Acute Effects of Metrological Factors on Cerebrovascular Diseases among Type2 Diabetes Patients: case crossover evidence from Beijing, China
Deginet Aklilu1,2#, Zhiwei Li1,2#, Tianqi Wang1,3, Wei Feng 1,2, XiaLi4, Lixin Tao1,2, Wei Wang5, Moning Guo3, Yanshuang Jiang1, Anteneh Tamirat6, Xiangtong Liu1,2* and Xiuhua Guo1,2*
1Department of Epidemiology and Health Statistics, School of Public Health, Capital Medical University, Beijing, 100069, China
2Beijing Municipal Key Laboratory of Clinical Epidemiology, Capital Medical University, Beijing, 100069, China
3Beijing Municipal Commission of Health and Family Planning Information Center, China
4Department of Mathematics and Statistics, La Trobe University, Melbourne, Victoria, Australia
5Global Health and Genomics, School of Medical Sciences and Health, Edith Cowan University, Perth, Western Australia, Australia
6Department of Pharmacology, College of Medicine and Health Sciences, Wachemo University, Ethiopia
#DeginetAklilu and Zhiwei Li contributed equally to this work.
Background: Acute effects of metrological factors on cerebrovascular diseases (CBVD) have become a growing public health concern. However, the impact of those factors on CBVD among type 2 diabetes (T2D) patients has not been well studied in the study area. The main aim of this study was to assess the acute effects of metrological factors including temperature, relative humidity and atmospheric pressure on incidence of CBVD among type 2 diabetes patients in Beijing, China.

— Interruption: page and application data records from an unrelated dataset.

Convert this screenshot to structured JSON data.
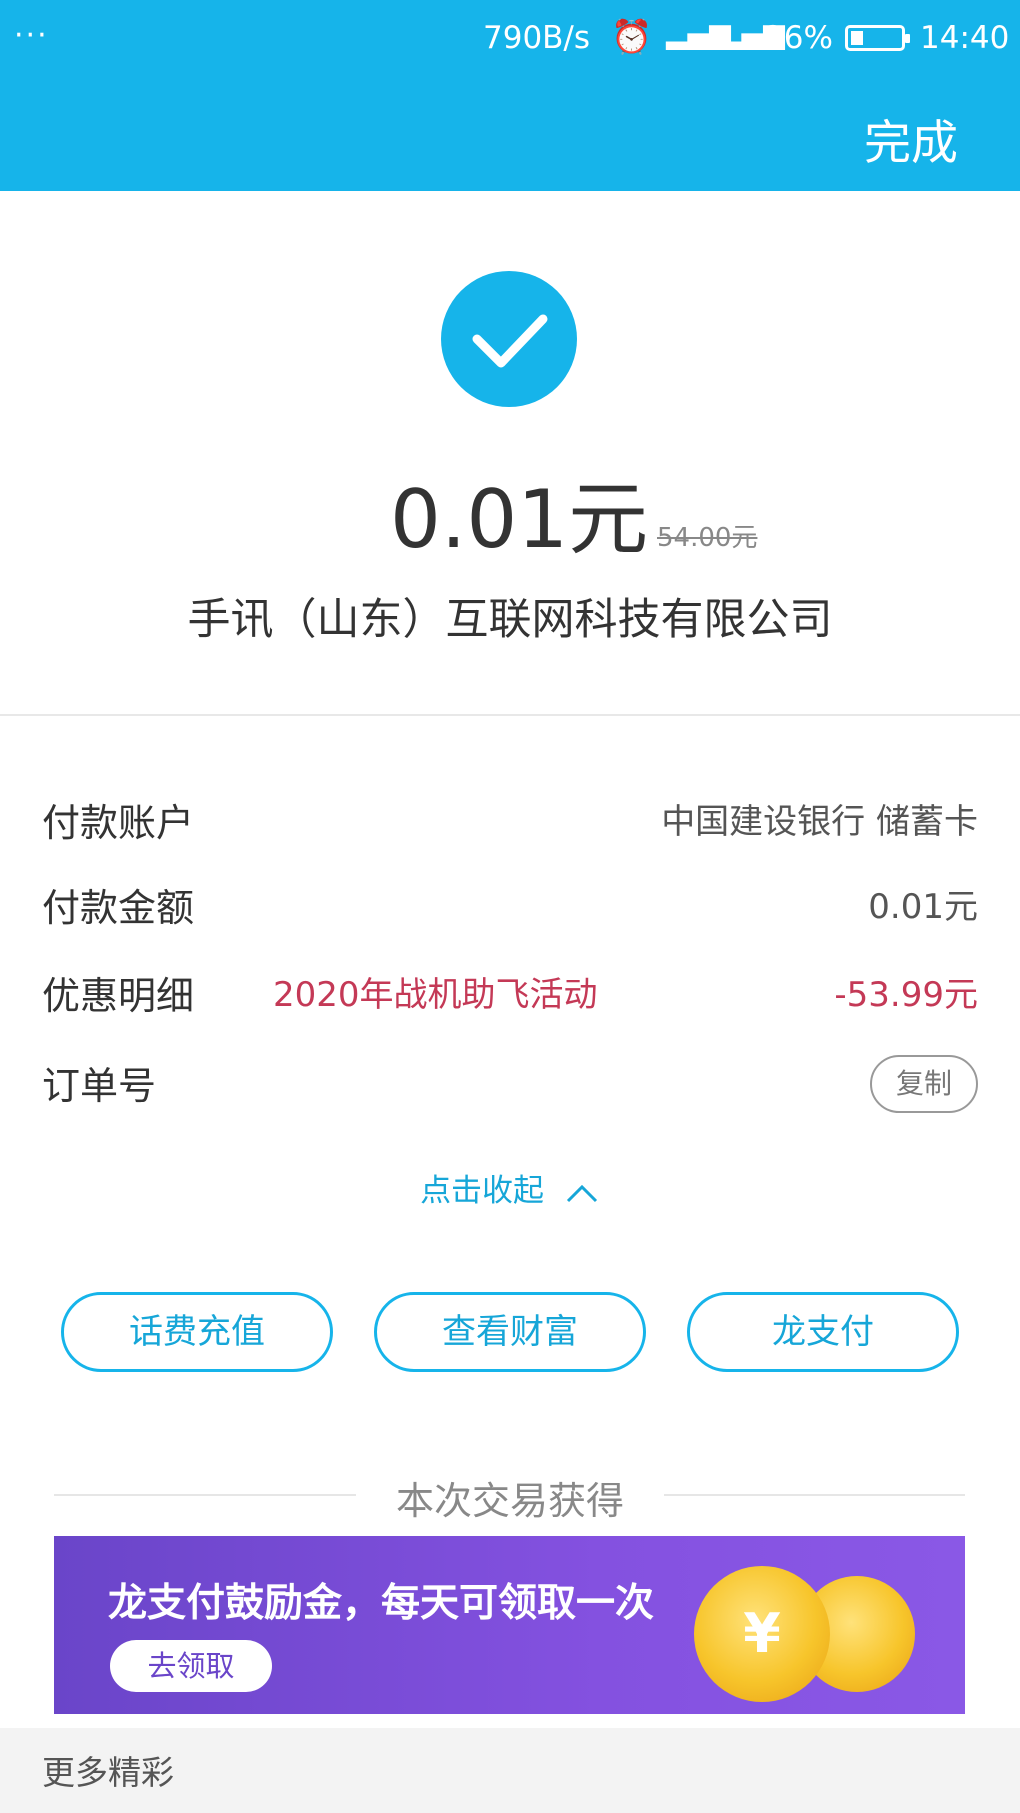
{
  "status_bar": {
    "menu": "···",
    "net_speed": "790B/s",
    "alarm_icon": "alarm-clock-icon",
    "signal_1": "4G",
    "signal_2": "2G",
    "battery_pct": "26%",
    "battery_level": 0.26,
    "time": "14:40"
  },
  "header": {
    "done_label": "完成"
  },
  "result": {
    "icon": "checkmark-icon",
    "amount": "0.01元",
    "original_amount": "54.00元",
    "merchant": "手讯（山东）互联网科技有限公司"
  },
  "details": {
    "pay_account_label": "付款账户",
    "pay_account_value": "中国建设银行 储蓄卡",
    "pay_amount_label": "付款金额",
    "pay_amount_value": "0.01元",
    "discount_label": "优惠明细",
    "discount_activity": "2020年战机助飞活动",
    "discount_value": "-53.99元",
    "order_label": "订单号",
    "copy_label": "复制",
    "collapse_label": "点击收起"
  },
  "actions": [
    {
      "label": "话费充值"
    },
    {
      "label": "查看财富"
    },
    {
      "label": "龙支付"
    }
  ],
  "earned": {
    "title": "本次交易获得",
    "banner_text": "龙支付鼓励金，每天可领取一次",
    "banner_button": "去领取",
    "coin_symbol": "¥"
  },
  "more": {
    "label": "更多精彩"
  },
  "colors": {
    "accent": "#16b4ea",
    "discount_red": "#c43956",
    "banner_purple": "#7a4ddb"
  }
}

Methods: Data was obtained from 258 large general hospitals from the Beijing Public Health Information Center Cardiovascular Case Database and China. Meteorological Administration covering 16 districts in Beijing from 2014 to 2018. Time-stratified case crossover design with a distributed lag nonlinear model (DLNM) was used by considering 27 lag days on CBVD admissions.

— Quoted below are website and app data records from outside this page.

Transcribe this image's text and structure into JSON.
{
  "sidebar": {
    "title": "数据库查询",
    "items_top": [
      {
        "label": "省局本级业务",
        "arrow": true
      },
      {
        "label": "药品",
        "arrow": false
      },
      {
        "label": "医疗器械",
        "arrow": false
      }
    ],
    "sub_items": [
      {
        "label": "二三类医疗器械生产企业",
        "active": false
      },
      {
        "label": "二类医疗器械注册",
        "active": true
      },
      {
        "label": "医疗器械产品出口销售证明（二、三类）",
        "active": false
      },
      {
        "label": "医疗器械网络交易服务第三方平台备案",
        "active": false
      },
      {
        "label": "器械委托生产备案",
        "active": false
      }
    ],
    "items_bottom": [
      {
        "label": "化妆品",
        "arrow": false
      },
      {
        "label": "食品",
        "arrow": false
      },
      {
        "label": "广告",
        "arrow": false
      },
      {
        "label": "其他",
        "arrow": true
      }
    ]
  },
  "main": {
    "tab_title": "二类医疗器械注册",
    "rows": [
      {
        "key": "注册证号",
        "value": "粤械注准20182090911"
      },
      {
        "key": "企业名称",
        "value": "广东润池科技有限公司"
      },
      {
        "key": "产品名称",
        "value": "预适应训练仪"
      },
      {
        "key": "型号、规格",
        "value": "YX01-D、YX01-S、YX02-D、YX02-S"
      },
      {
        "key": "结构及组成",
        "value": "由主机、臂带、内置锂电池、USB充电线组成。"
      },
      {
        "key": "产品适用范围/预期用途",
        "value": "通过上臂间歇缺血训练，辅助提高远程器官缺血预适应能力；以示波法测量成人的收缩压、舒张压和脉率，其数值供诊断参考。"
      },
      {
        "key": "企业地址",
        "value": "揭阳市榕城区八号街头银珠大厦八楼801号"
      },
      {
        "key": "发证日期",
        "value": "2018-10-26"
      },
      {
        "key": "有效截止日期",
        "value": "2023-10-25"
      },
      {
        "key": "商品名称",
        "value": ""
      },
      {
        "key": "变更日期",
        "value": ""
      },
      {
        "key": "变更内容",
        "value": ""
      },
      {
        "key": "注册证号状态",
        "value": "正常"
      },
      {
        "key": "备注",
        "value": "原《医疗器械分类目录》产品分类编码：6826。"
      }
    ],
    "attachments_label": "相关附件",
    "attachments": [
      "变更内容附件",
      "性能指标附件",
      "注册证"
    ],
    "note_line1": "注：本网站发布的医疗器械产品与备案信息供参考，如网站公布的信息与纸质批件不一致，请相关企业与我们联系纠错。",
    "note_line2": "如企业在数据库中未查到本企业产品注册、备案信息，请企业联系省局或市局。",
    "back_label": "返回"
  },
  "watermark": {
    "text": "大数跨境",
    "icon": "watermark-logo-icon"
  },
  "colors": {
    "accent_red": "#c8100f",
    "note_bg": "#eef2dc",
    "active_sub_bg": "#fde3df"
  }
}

Results: Within five years (January 2014–December 2018), a total of 223,216 cases for cerebrovascular disease were collected after excluding nonlocal admissions, of which 9,541 (4.27%), 149,757 (67.09%), 7,444 (3.33%), 31,356 (14.05%), and 23,912 (10.71%) were hospitalized for hemorrhagic stroke, ischemic stroke, atherosclerosis, intracranial aneurysm, and apoplexy sequela, respectively. In short, male participants and elderly individuals (≥65 years) accounted for 57.6% and 61.7%, respectively. Generally, the cumulative exposure-response curve for temperature was almost inverted “V”-shaped, with a slight increase at concentrations of higher than 25°C. The cumulative exposure response curve for relative humidity was almost linear. The cumulative exposure-response curves for atmospheric pressure were V-shaped, which meant that both high and low concentrations of atmospheric pressure may increase the risk of cerebrovascular disease incidence among patients with T2D.

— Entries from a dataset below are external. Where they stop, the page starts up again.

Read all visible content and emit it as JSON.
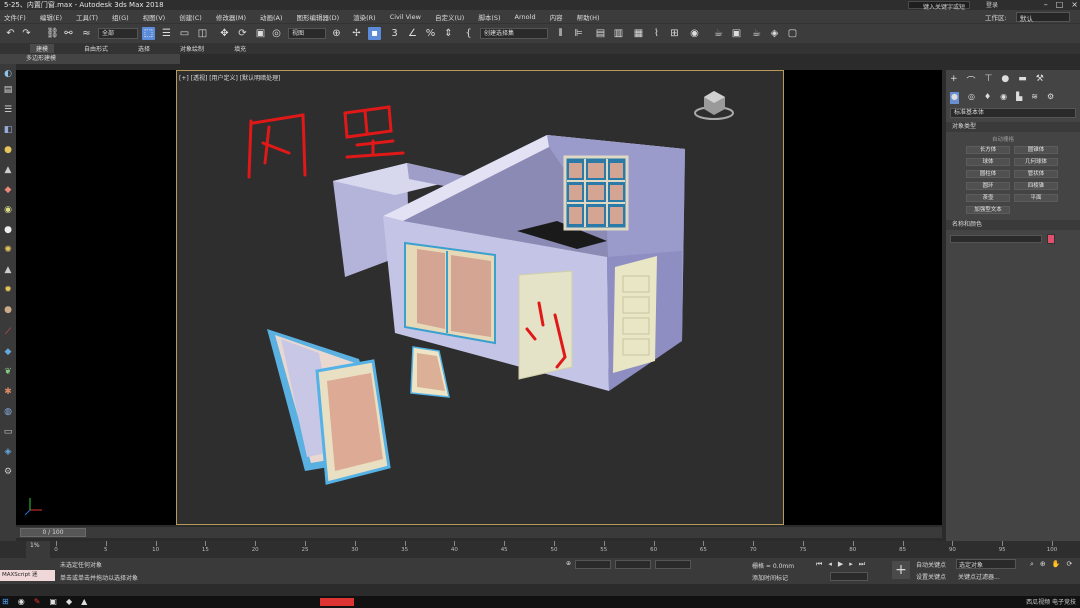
{
  "title": "5-25、内置门窗.max - Autodesk 3ds Max 2018",
  "search_placeholder": "键入关键字或短语",
  "account": "登录",
  "menu": [
    "文件(F)",
    "编辑(E)",
    "工具(T)",
    "组(G)",
    "视图(V)",
    "创建(C)",
    "修改器(M)",
    "动画(A)",
    "图形编辑器(D)",
    "渲染(R)",
    "Civil View",
    "自定义(U)",
    "脚本(S)",
    "Arnold",
    "内容",
    "帮助(H)"
  ],
  "workspace_label": "工作区:",
  "workspace_value": "默认",
  "toolbar": {
    "selection_filter": "全部",
    "reference_coord": "视图",
    "named_selection": "创建选择集"
  },
  "ribbon_tabs": [
    "建模",
    "自由形式",
    "选择",
    "对象绘制",
    "填充"
  ],
  "ribbon_sub": "多边形建模",
  "viewport_label": "[+] [透视] [用户定义] [默认明暗处理]",
  "annotations": {
    "top": "内置",
    "door": "门"
  },
  "command_panel": {
    "category_dropdown": "标准基本体",
    "object_type_header": "对象类型",
    "autogrid": "自动栅格",
    "buttons": [
      "长方体",
      "圆锥体",
      "球体",
      "几何球体",
      "圆柱体",
      "管状体",
      "圆环",
      "四棱锥",
      "茶壶",
      "平面"
    ],
    "extra_button": "加强型文本",
    "name_color_header": "名称和颜色",
    "swatch_color": "#e0506e"
  },
  "timeslider": "0 / 100",
  "timeline_ticks": [
    0,
    5,
    10,
    15,
    20,
    25,
    30,
    35,
    40,
    45,
    50,
    55,
    60,
    65,
    70,
    75,
    80,
    85,
    90,
    95,
    100
  ],
  "status": {
    "maxscript": "MAXScript 迷",
    "line1": "未选定任何对象",
    "line2": "单击或单击并拖动以选择对象",
    "grid": "栅格 = 0.0mm",
    "add_time_tag": "添加时间标记",
    "auto_key": "自动关键点",
    "set_key": "设置关键点",
    "selected": "选定对象",
    "key_filters": "关键点过滤器..."
  },
  "taskbar_right": "西瓜视频 电子竞技"
}
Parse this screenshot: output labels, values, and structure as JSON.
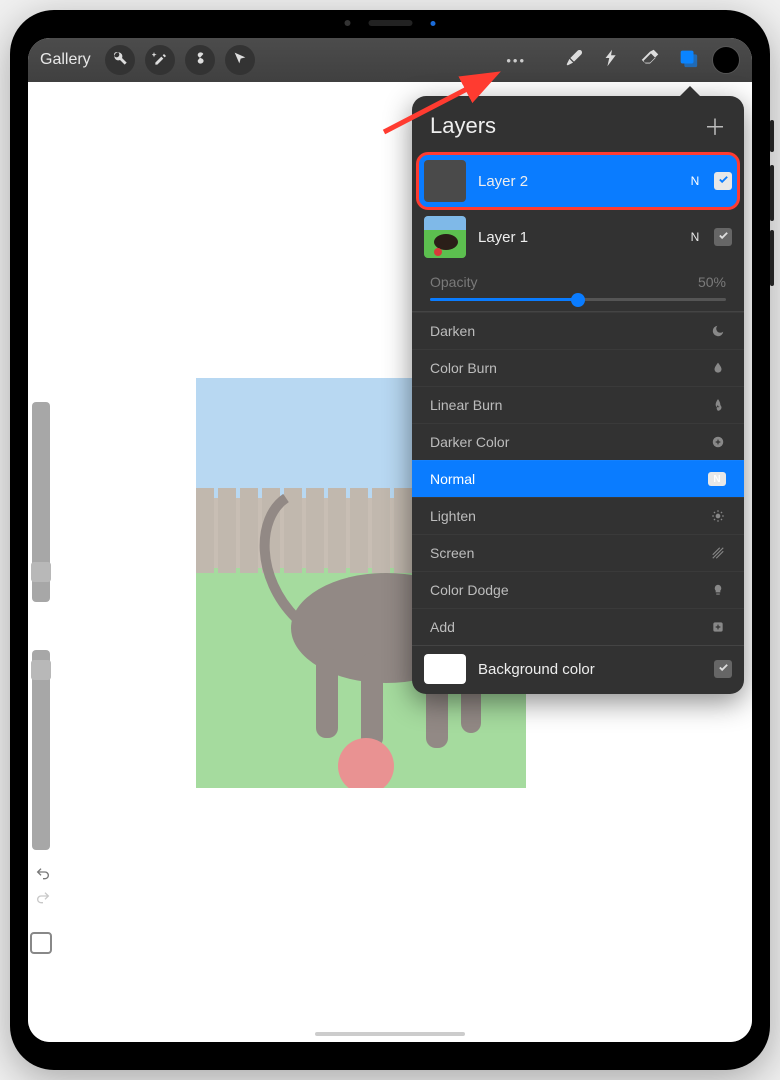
{
  "toolbar": {
    "gallery_label": "Gallery"
  },
  "layers_panel": {
    "title": "Layers",
    "layers": [
      {
        "name": "Layer 2",
        "mode_badge": "N",
        "selected": true,
        "thumb": "blank"
      },
      {
        "name": "Layer 1",
        "mode_badge": "N",
        "selected": false,
        "thumb": "photo"
      }
    ],
    "opacity_label": "Opacity",
    "opacity_value": "50%",
    "opacity_percent": 50,
    "blend_modes": [
      {
        "name": "Darken",
        "icon": "moon"
      },
      {
        "name": "Color Burn",
        "icon": "drop"
      },
      {
        "name": "Linear Burn",
        "icon": "flame"
      },
      {
        "name": "Darker Color",
        "icon": "circle-plus"
      },
      {
        "name": "Normal",
        "icon": "n-chip",
        "selected": true
      },
      {
        "name": "Lighten",
        "icon": "sun"
      },
      {
        "name": "Screen",
        "icon": "stripes"
      },
      {
        "name": "Color Dodge",
        "icon": "bulb"
      },
      {
        "name": "Add",
        "icon": "square-plus"
      }
    ],
    "background_label": "Background color",
    "background_swatch": "#ffffff"
  }
}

Conclusions: The results of this study indicate that both an increase and a decrease in temperature and atmospheric pressure had a significant association with the occurrence of cerebrovascular disease among co morbid patients with diabetes. This study provides evidence of the short term effects of metrological factors on hospital admissions of CBVD among T2D patients.
Keywords: Admission; Beijing; Cerebrovascular disease; Distributed lag nonlinear model; Metrological factors, Type 2 diabetes